-------- Records
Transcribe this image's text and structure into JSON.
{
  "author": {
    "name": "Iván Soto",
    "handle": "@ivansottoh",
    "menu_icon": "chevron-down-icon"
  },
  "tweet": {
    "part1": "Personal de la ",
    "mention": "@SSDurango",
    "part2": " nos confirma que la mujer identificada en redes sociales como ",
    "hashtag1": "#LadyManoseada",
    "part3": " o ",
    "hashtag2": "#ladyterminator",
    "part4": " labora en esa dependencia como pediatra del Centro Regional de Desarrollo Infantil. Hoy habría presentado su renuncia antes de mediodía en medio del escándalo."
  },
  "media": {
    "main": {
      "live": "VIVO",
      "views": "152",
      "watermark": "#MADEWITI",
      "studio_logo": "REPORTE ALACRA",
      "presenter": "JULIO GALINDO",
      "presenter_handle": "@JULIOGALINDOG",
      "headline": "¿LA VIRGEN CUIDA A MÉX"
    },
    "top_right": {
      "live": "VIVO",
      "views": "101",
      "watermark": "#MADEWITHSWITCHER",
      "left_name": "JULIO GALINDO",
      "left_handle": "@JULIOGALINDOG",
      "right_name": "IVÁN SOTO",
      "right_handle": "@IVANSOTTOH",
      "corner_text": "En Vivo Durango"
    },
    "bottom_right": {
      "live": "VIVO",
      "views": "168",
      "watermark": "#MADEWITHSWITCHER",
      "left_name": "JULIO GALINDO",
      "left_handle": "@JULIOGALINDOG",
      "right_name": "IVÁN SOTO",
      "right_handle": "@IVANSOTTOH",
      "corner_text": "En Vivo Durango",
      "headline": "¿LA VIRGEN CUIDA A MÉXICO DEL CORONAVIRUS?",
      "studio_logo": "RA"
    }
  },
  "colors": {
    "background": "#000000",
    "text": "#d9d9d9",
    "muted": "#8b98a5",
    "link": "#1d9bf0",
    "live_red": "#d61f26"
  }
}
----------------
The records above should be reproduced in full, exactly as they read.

Transcribe this image's text and structure into JSON.
{
  "author": {
    "name": "Iván Soto",
    "handle": "@ivansottoh",
    "menu_icon": "chevron-down-icon"
  },
  "tweet": {
    "part1": "Personal de la ",
    "mention": "@SSDurango",
    "part2": " nos confirma que la mujer identificada en redes sociales como ",
    "hashtag1": "#LadyManoseada",
    "part3": " o ",
    "hashtag2": "#ladyterminator",
    "part4": " labora en esa dependencia como pediatra del Centro Regional de Desarrollo Infantil. Hoy habría presentado su renuncia antes de mediodía en medio del escándalo."
  },
  "media": {
    "main": {
      "live": "VIVO",
      "views": "152",
      "watermark": "#MADEWITI",
      "studio_logo": "REPORTE ALACRA",
      "presenter": "JULIO GALINDO",
      "presenter_handle": "@JULIOGALINDOG",
      "headline": "¿LA VIRGEN CUIDA A MÉX"
    },
    "top_right": {
      "live": "VIVO",
      "views": "101",
      "watermark": "#MADEWITHSWITCHER",
      "left_name": "JULIO GALINDO",
      "left_handle": "@JULIOGALINDOG",
      "right_name": "IVÁN SOTO",
      "right_handle": "@IVANSOTTOH",
      "corner_text": "En Vivo Durango"
    },
    "bottom_right": {
      "live": "VIVO",
      "views": "168",
      "watermark": "#MADEWITHSWITCHER",
      "left_name": "JULIO GALINDO",
      "left_handle": "@JULIOGALINDOG",
      "right_name": "IVÁN SOTO",
      "right_handle": "@IVANSOTTOH",
      "corner_text": "En Vivo Durango",
      "headline": "¿LA VIRGEN CUIDA A MÉXICO DEL CORONAVIRUS?",
      "studio_logo": "RA"
    }
  },
  "colors": {
    "background": "#000000",
    "text": "#d9d9d9",
    "muted": "#8b98a5",
    "link": "#1d9bf0",
    "live_red": "#d61f26"
  }
}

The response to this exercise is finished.